As Executive Director of Ryerson’s Global Diversity Exchange, the home of DiverseCity onBoard, Ratna Omidvar is an important champion for representative leadership in our region. Governance is the top tier of leadership, and DiverseCity onBoard has facilitated the appointment of over 750 individuals from visible minority and immigrant communities to the governance bodies of the GTA’s many agencies, boards and commissions, ranging from small community charities to large institutions such as Seneca College and the Liquor Control Board of Ontario where they maximize their skills and broaden perspectives at decision-making tables.
We spoke to her about barriers to diverse leadership and opportunities for city builders to break down these barriers.
Q: Why do you think leadership has been slow to reflect our changing diversity?
Diversity initiatives are often seen to benefit diverse groups and not the larger community – it has taken some time for leadership diversity to be seen as a lever for broader social inclusion and economic development. Yet we know that bringing together individuals with diverse ideas and perspectives leads to better decision making that benefits everyone. But organizations are often in the dark about how to recruit diverse leaders.
When we asked organizations why there were no diverse individuals on their boards, they told us “we can’t find them”, when we asked diverse individuals who we knew were on the leadership track in their careers, why they weren’t serving on a board, they told us “no one asked us.” DiverseCity onBoard is a nimble solution that provides a much needed tool to address this disconnect and bridge the diversity gap in governance.
There may also be a gendered aspect. A recent study indicates that men do not see diversity to be as important as women, and with more men currently in leadership positions that means that the top decision makers may not have diversity goals in mind. It’s hard to make change happen when those at the top don’t see it as very important.
Q: What can rising and senior leaders do to help address the lack of leadership diversity?
Big shifts take time, and there is no quick fix to diversifying leadership, but senior leaders have to get out of their comfort zones, be courageous, intentional and introduce measureable goals and reporting mechanisms to help leaders take stock of diversity in their organizations.
This is why it is significant that our federal government instated a gender-balanced cabinet with better representation of visible minorities. The next challenge is making sure this goes beyond representation and truly engages the new talent in our government.
Q: The recent federal election saw a record number of visible minorities and women elected, as well as Canada’s first gender-balanced cabinet. How can we continue building on this momentum?
Work on achieving substantive representation rather than descriptive. We know that simply filling seats won’t help individuals or the organizations they serve. Changes to the leadership landscape needs to be skill-based and reflect the diverse make up of Canadian society. And we need to continue engaging the next generation of diverse civic leaders. This can be done by widening pathways to leadership through pre-board level committees, mentorship, and governance training such as the program we offer at DiverseCity onBoard. The key is to start now in developing our leadership pipeline.

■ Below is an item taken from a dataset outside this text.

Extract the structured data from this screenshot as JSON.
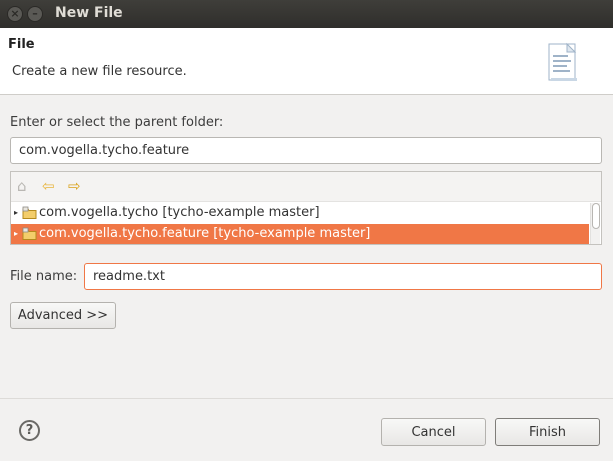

Diverse individuals also need to be proactive – they need to get involved and engaged in their communities – from their local neighbourhood watch, to parent councils, to condominium boards to community arenas and boards, library board, provincial agencies, the political process, and political office.
Q: What role do boards have in strengthening the civic leadership pipeline in the GTHA? Why should emerging leaders consider seeking out board positions?
Individuals are exposed to many learning opportunities while serving on a board that they may not get from their professional careers or other volunteer positions such as providing oversight, setting strategic direction, establishing policy and exercising power and influence to affect social change across issues and communities. They can develop intrapersonal skills working with fellow board members to achieve the organization’s mission, and learn how to identify and implement strategic goals and objectives. Joining boards can empower emerging leaders to stretch their social capital by cultivating new personal and professional networks beyond their sectors/industries, boost confidence, and allow them to give back to their communities.